wolf baying at the moon. I expect the Man to react violently, for he has no ear for the true music of the wild. But his complaint makes no sense. Instead of objecting to what he hears, he raves on about something that I can’t even see. “For God’s sake, Buster!” he cries. “It’s happening again. Worse than ever. We’re going to walk it off.” I am then dragged down the road at what he calls “light infantry pace.” Strangely enough, at first I do not want to stop at the usual lampposts and garbage
a bit, but I did not try to bite him. I never try to bite the Man. He said, “It will be all right, Buster. It’s just a way of taking your temperature.” The young lady with red hair must have realized that the Man was worried about something, for she said, “There’s really nothing to worry about. He won’t even notice, and if his character changes, it will be for the better.” I am not sure what she was talking about. It could not have been me. My character is beyond improvement. “Can I have some

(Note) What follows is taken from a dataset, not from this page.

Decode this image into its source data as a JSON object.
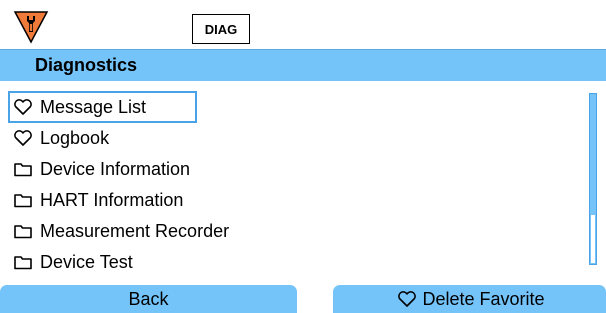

Anson used to work for the Man in the Foreign Office, but now he talks to newspapers for the Queen. So he had read about my prosecution. “I want you to know,” he said, “that your monarch is totally on your side. If it’s dog versus goose, she’s for the dog.” The Man asked, “Will she come to court as a character witness?” Charles Anson said that he seriously doubted it. I blame Anson for giving him the idea of fighting the case. First we went to St James’s Park to look at the notices. The Man got
of the rockery. They smell quite nice, but when I got one in my mouth, it was hard on one side and wet and slimy on the other. I began to think all the little animals in Derbyshire are wet and slimy somewhere. But they are not. There are small things that fly about which are hard to catch, but I was clever enough to get one. It buzzed about inside my mouth, so I spat that out too. Coming home last night, I smelt an animal next to the water trough where the Man tries to make me wash my feet when
bits. This morning, however, I was sent for and given a substantial piece of Stilton cheese. Admittedly the Man had rolled it into a ball. But I have absolutely nothing against the taste of human sweat and I gobbled it down with my usual enthusiasm. For the next two hours the Man followed me round the house. I had only to get up from the sofa or go into the kitchen for a bit of water for him to ask me, “Do you want to go out, Buster?” I always want to go out. But I have got used to the routine